-- TASK INPUT follows --
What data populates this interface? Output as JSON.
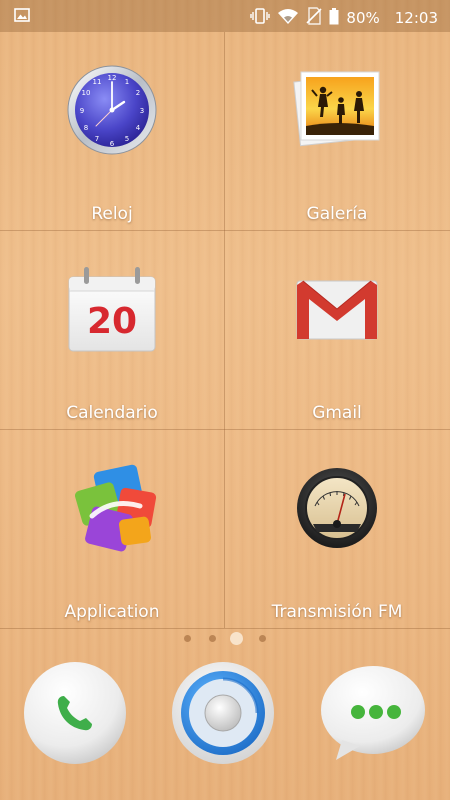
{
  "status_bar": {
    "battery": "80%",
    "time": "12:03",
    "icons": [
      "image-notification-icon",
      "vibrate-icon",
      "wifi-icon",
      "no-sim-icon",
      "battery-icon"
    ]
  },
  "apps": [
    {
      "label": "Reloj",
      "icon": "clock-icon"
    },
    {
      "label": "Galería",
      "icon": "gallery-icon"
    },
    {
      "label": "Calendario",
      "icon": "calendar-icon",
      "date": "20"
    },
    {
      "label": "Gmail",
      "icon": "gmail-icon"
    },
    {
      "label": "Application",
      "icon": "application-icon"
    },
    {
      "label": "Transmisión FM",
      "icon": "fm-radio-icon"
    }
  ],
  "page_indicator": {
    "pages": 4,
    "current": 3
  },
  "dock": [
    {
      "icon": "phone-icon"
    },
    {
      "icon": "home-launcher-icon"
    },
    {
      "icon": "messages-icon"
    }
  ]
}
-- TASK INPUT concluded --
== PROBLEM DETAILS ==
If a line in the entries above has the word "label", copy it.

== TASK RESPONSE ==
      "label": "Reloj",
      "label": "Galería",
      "label": "Calendario",
      "label": "Gmail",
      "label": "Application",
      "label": "Transmisión FM",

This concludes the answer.